Task details
Could you state how many lines of the material hold "fullscreen"? Include nothing beyond the number.
Available records section start
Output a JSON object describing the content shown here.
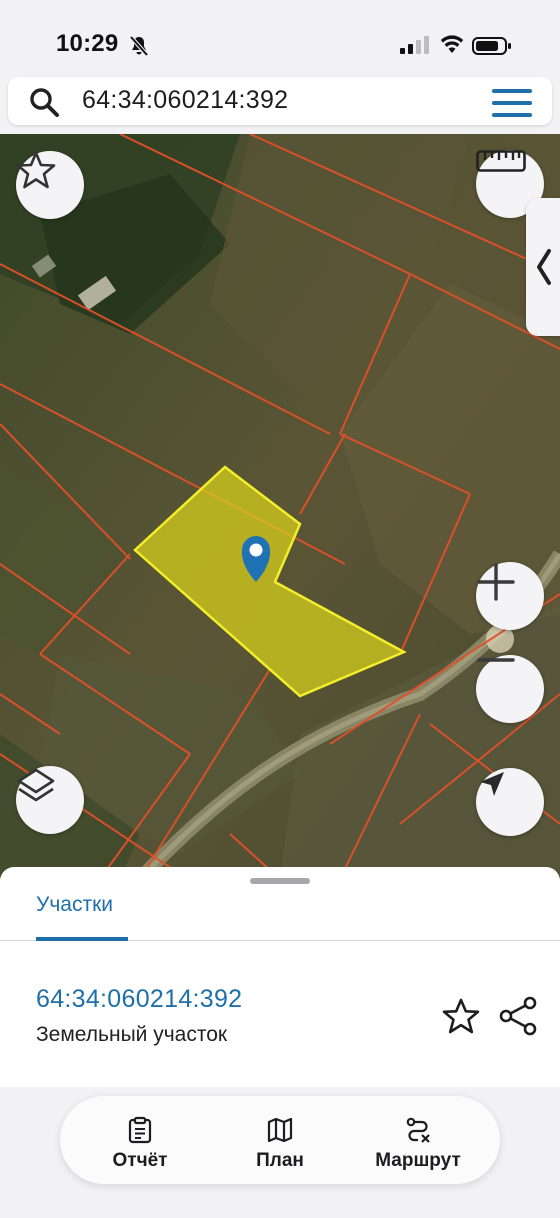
{
  "status_bar": {
    "time": "10:29"
  },
  "search": {
    "query": "64:34:060214:392"
  },
  "map": {
    "icons": [
      "star-icon",
      "ruler-icon",
      "chevron-left-icon",
      "location-pin-icon",
      "plus-icon",
      "minus-icon",
      "layers-icon",
      "navigate-arrow-icon"
    ]
  },
  "sheet": {
    "tab_label": "Участки",
    "result": {
      "id": "64:34:060214:392",
      "type": "Земельный участок"
    }
  },
  "bottom_nav": {
    "report_label": "Отчёт",
    "plan_label": "План",
    "route_label": "Маршрут"
  },
  "colors": {
    "accent": "#1f6faa",
    "parcel_fill": "#d9d21c",
    "parcel_border": "#f2ee2a",
    "boundary": "#e0502a"
  }
}
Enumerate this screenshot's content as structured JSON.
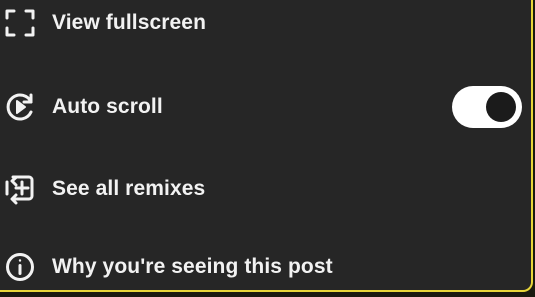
{
  "menu": {
    "items": [
      {
        "icon": "fullscreen-icon",
        "label": "View fullscreen"
      },
      {
        "icon": "autoscroll-icon",
        "label": "Auto scroll"
      },
      {
        "icon": "remix-icon",
        "label": "See all remixes"
      },
      {
        "icon": "info-icon",
        "label": "Why you're seeing this post"
      }
    ],
    "autoscroll_toggle": {
      "state": "on"
    }
  },
  "colors": {
    "background": "#262626",
    "text": "#f2f2f2",
    "toggle_track": "#ffffff",
    "toggle_knob": "#1b1b1b",
    "frame_accent": "#e8d63a"
  }
}
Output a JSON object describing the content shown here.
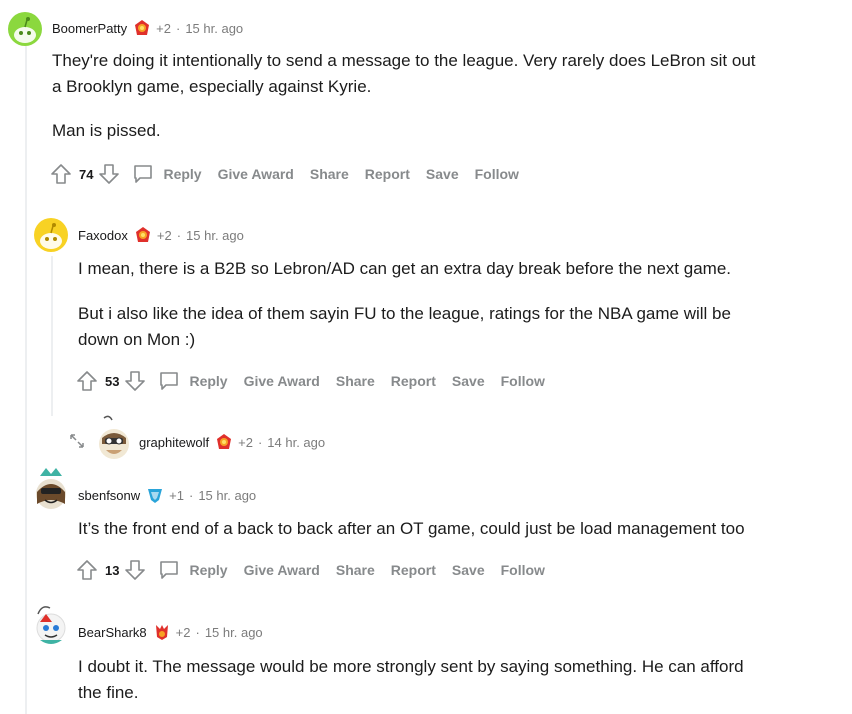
{
  "comments": [
    {
      "author": "BoomerPatty",
      "plus": "+2",
      "time": "15 hr. ago",
      "paragraphs": [
        [
          "They're doing it intentionally to send a message to the league. Very rarely does LeBron sit out",
          "a Brooklyn game, especially against Kyrie."
        ],
        [
          "Man is pissed."
        ]
      ],
      "score": "74"
    },
    {
      "author": "Faxodox",
      "plus": "+2",
      "time": "15 hr. ago",
      "paragraphs": [
        [
          "I mean, there is a B2B so Lebron/AD can get an extra day break before the next game."
        ],
        [
          "But i also like the idea of them sayin FU to the league, ratings for the NBA game will be",
          "down on Mon :)"
        ]
      ],
      "score": "53"
    },
    {
      "author": "graphitewolf",
      "plus": "+2",
      "time": "14 hr. ago",
      "collapsed": true
    },
    {
      "author": "sbenfsonw",
      "plus": "+1",
      "time": "15 hr. ago",
      "paragraphs": [
        [
          "It’s the front end of a back to back after an OT game, could just be load management too"
        ]
      ],
      "score": "13"
    },
    {
      "author": "BearShark8",
      "plus": "+2",
      "time": "15 hr. ago",
      "paragraphs": [
        [
          "I doubt it. The message would be more strongly sent by saying something. He can afford",
          "the fine."
        ]
      ]
    }
  ],
  "actions": {
    "reply": "Reply",
    "give_award": "Give Award",
    "share": "Share",
    "report": "Report",
    "save": "Save",
    "follow": "Follow"
  },
  "icons": {
    "upvote": "upvote-arrow-icon",
    "downvote": "downvote-arrow-icon",
    "reply": "speech-bubble-icon",
    "flair": "award-flair-icon",
    "expand": "expand-arrows-icon"
  },
  "colors": {
    "meta_gray": "#7c7c7c",
    "action_gray": "#878a8c",
    "thread_line": "#edeff1",
    "avatar_green": "#8bd83e",
    "avatar_yellow": "#f8d224",
    "flair_red": "#e0302b",
    "flair_orange": "#f7a224"
  }
}
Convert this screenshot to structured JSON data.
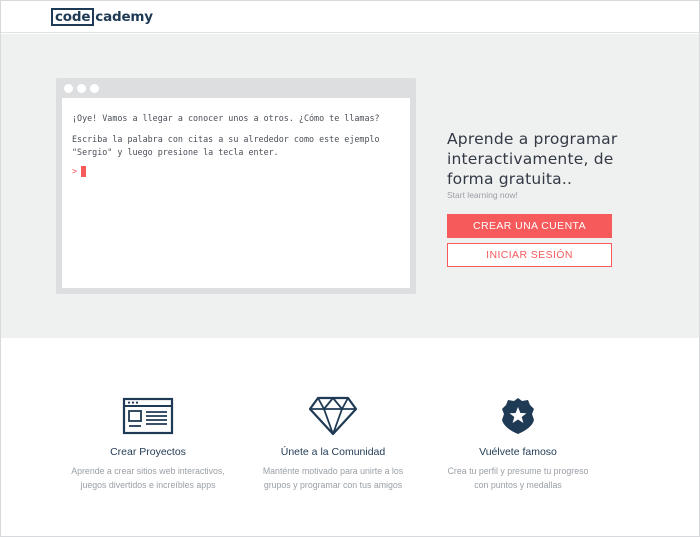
{
  "header": {
    "logo_boxed": "code",
    "logo_rest": "cademy"
  },
  "terminal": {
    "question": "¡Oye! Vamos a llegar a conocer unos a otros. ¿Cómo te llamas?",
    "instruction_line1": "Escriba la palabra con citas a su alrededor como este ejemplo",
    "instruction_line2": "\"Sergio\" y luego presione la tecla enter.",
    "prompt_symbol": ">"
  },
  "pitch": {
    "headline": "Aprende a programar interactivamente, de forma gratuita..",
    "subline": "Start learning now!",
    "primary_button": "CREAR UNA CUENTA",
    "secondary_button": "INICIAR SESIÓN"
  },
  "features": [
    {
      "icon": "browser-window-icon",
      "title": "Crear Proyectos",
      "desc": "Aprende a crear sitios web interactivos, juegos divertidos e increíbles apps"
    },
    {
      "icon": "diamond-icon",
      "title": "Únete a la Comunidad",
      "desc": "Manténte motivado para unirte a los grupos y programar con tus amigos"
    },
    {
      "icon": "badge-star-icon",
      "title": "Vuélvete famoso",
      "desc": "Crea tu perfil y presume tu progreso con puntos y medallas"
    }
  ],
  "colors": {
    "brand": "#1f3a54",
    "accent": "#f65a5b",
    "hero_bg": "#eff0f0",
    "muted_text": "#9aa0a6"
  }
}
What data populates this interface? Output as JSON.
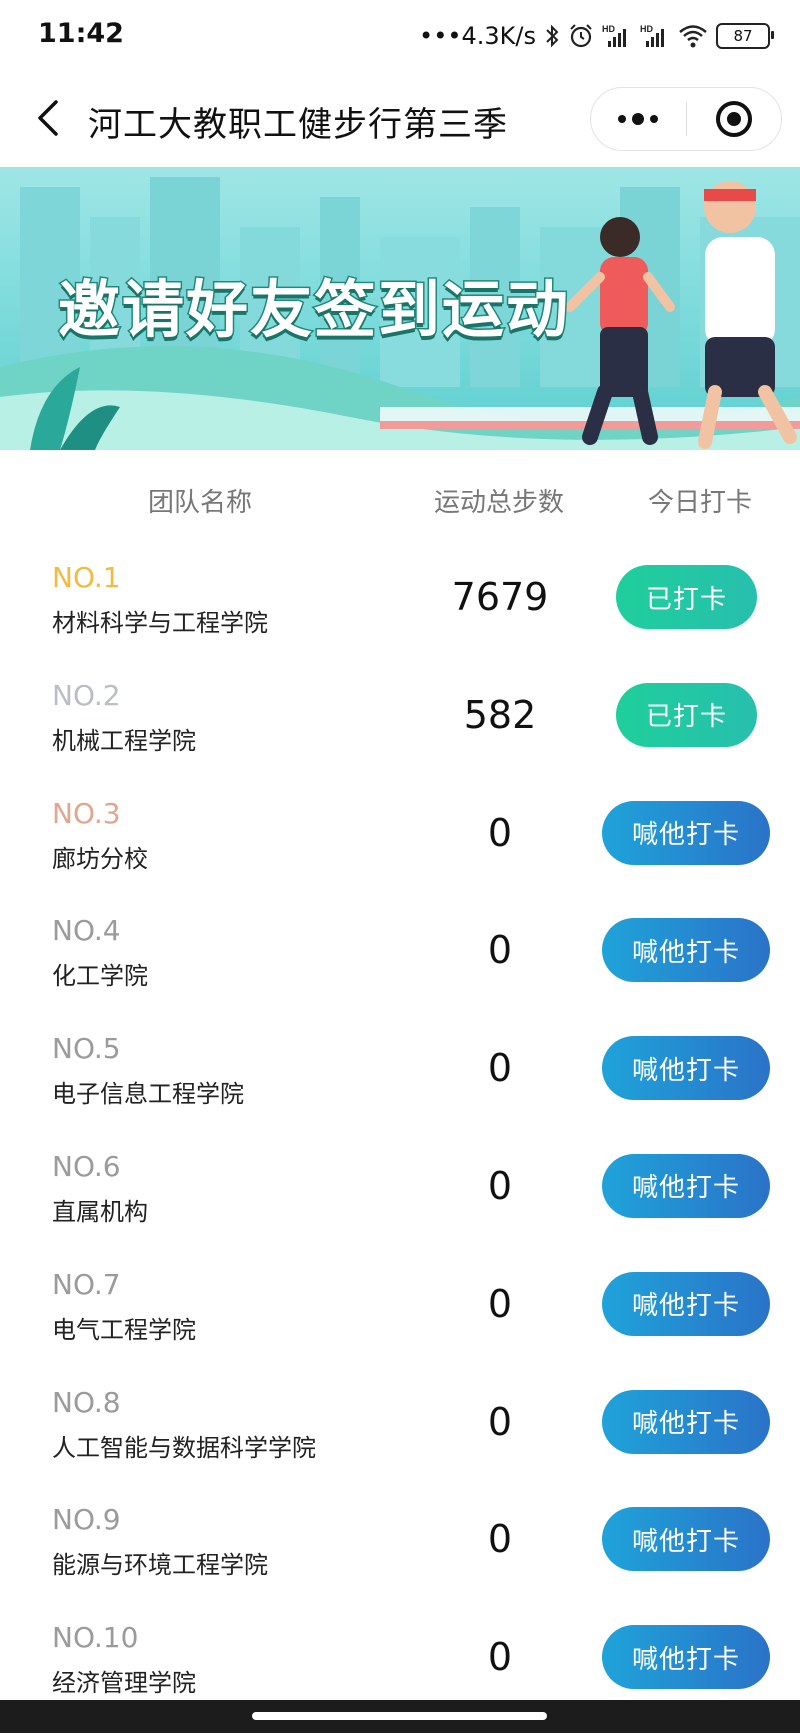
{
  "status_bar": {
    "time": "11:42",
    "network_speed": "•••4.3K/s",
    "signal_label": "HD",
    "battery": "87",
    "icons": [
      "bluetooth-icon",
      "alarm-icon",
      "signal-icon",
      "signal-icon",
      "wifi-icon",
      "battery-icon"
    ]
  },
  "header": {
    "title": "河工大教职工健步行第三季",
    "icons": [
      "back-arrow-icon",
      "more-icon",
      "target-icon"
    ]
  },
  "banner": {
    "title": "邀请好友签到运动"
  },
  "table": {
    "columns": [
      "团队名称",
      "运动总步数",
      "今日打卡"
    ],
    "rows": [
      {
        "rank": "NO.1",
        "team": "材料科学与工程学院",
        "steps": "7679",
        "action": "已打卡",
        "status": "done"
      },
      {
        "rank": "NO.2",
        "team": "机械工程学院",
        "steps": "582",
        "action": "已打卡",
        "status": "done"
      },
      {
        "rank": "NO.3",
        "team": "廊坊分校",
        "steps": "0",
        "action": "喊他打卡",
        "status": "remind"
      },
      {
        "rank": "NO.4",
        "team": "化工学院",
        "steps": "0",
        "action": "喊他打卡",
        "status": "remind"
      },
      {
        "rank": "NO.5",
        "team": "电子信息工程学院",
        "steps": "0",
        "action": "喊他打卡",
        "status": "remind"
      },
      {
        "rank": "NO.6",
        "team": "直属机构",
        "steps": "0",
        "action": "喊他打卡",
        "status": "remind"
      },
      {
        "rank": "NO.7",
        "team": "电气工程学院",
        "steps": "0",
        "action": "喊他打卡",
        "status": "remind"
      },
      {
        "rank": "NO.8",
        "team": "人工智能与数据科学学院",
        "steps": "0",
        "action": "喊他打卡",
        "status": "remind"
      },
      {
        "rank": "NO.9",
        "team": "能源与环境工程学院",
        "steps": "0",
        "action": "喊他打卡",
        "status": "remind"
      },
      {
        "rank": "NO.10",
        "team": "经济管理学院",
        "steps": "0",
        "action": "喊他打卡",
        "status": "remind"
      }
    ]
  },
  "colors": {
    "rank_gold": "#f2bb3d",
    "rank_silver": "#b9bec6",
    "rank_bronze": "#e2a58d",
    "rank_default": "#9b9b9b",
    "done_button": "#20c9a3",
    "remind_button": "#2390d3"
  }
}
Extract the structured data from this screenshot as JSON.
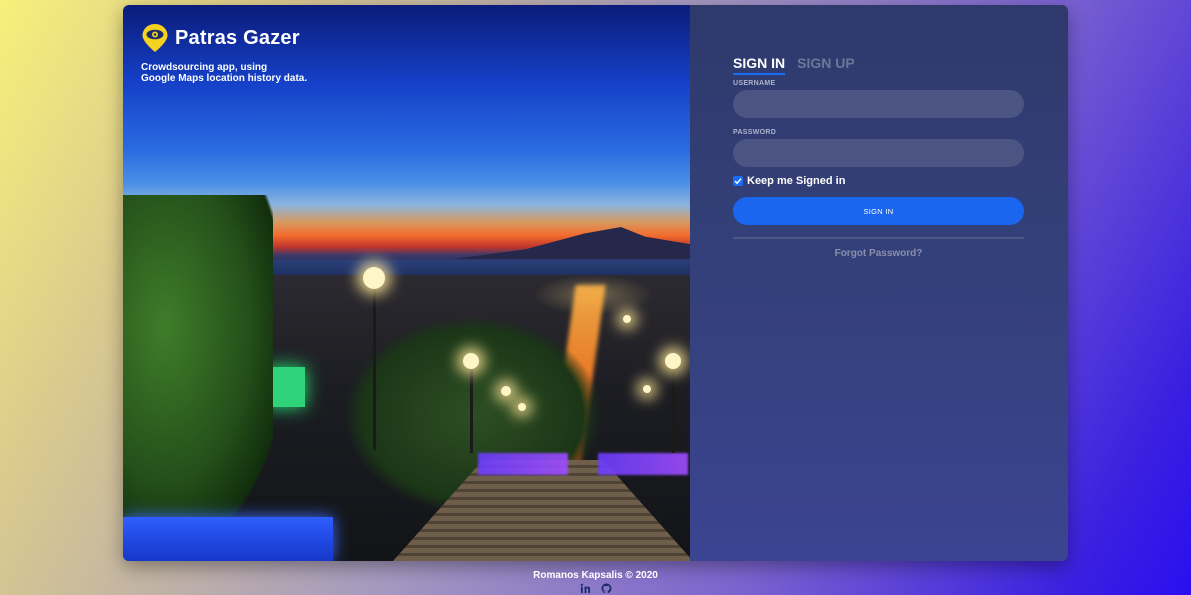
{
  "brand": {
    "name": "Patras Gazer",
    "tagline_line1": "Crowdsourcing app, using",
    "tagline_line2": "Google Maps location history data.",
    "icon": "eye-location-pin-icon",
    "icon_color": "#f4d21f"
  },
  "auth": {
    "tabs": [
      {
        "label": "SIGN IN",
        "active": true
      },
      {
        "label": "SIGN UP",
        "active": false
      }
    ],
    "username": {
      "label": "USERNAME",
      "value": "",
      "placeholder": ""
    },
    "password": {
      "label": "PASSWORD",
      "value": "",
      "placeholder": ""
    },
    "keep_signed_in": {
      "label": "Keep me Signed in",
      "checked": true
    },
    "submit_label": "SIGN IN",
    "forgot_label": "Forgot Password?"
  },
  "footer": {
    "credit": "Romanos Kapsalis © 2020",
    "icons": [
      "linkedin-icon",
      "github-icon"
    ]
  },
  "colors": {
    "accent": "#1a66ee",
    "panel_bg": "#34407a",
    "input_bg": "#4b5483"
  }
}
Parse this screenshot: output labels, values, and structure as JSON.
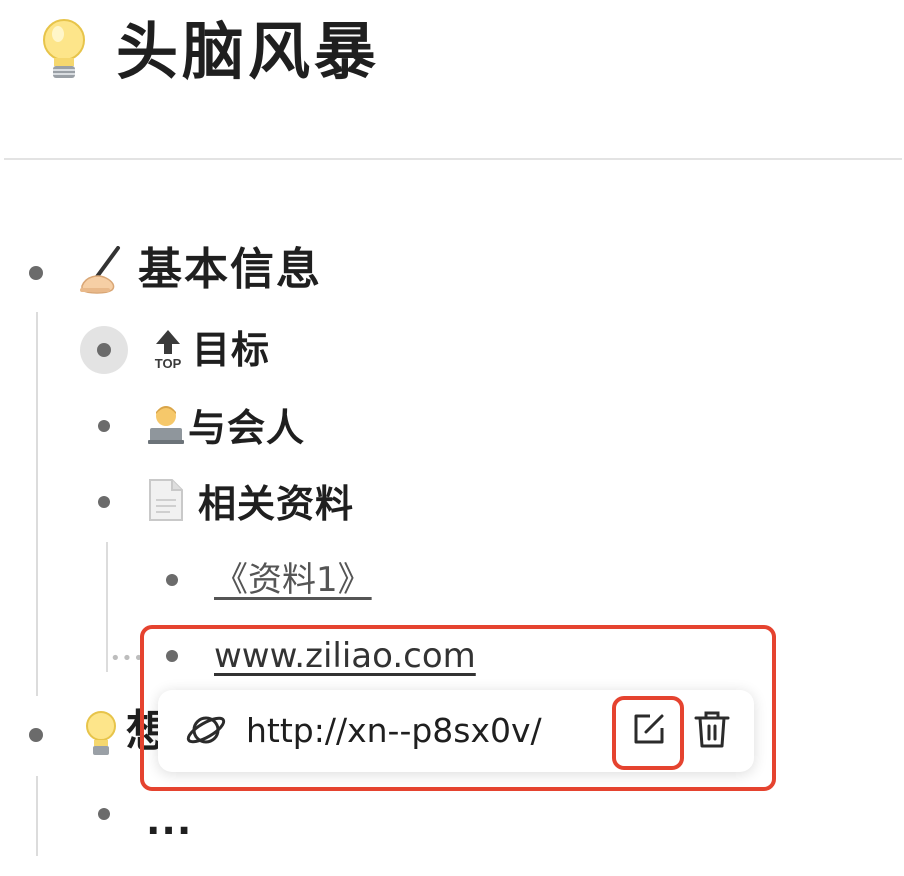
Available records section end
Answer to the problem
2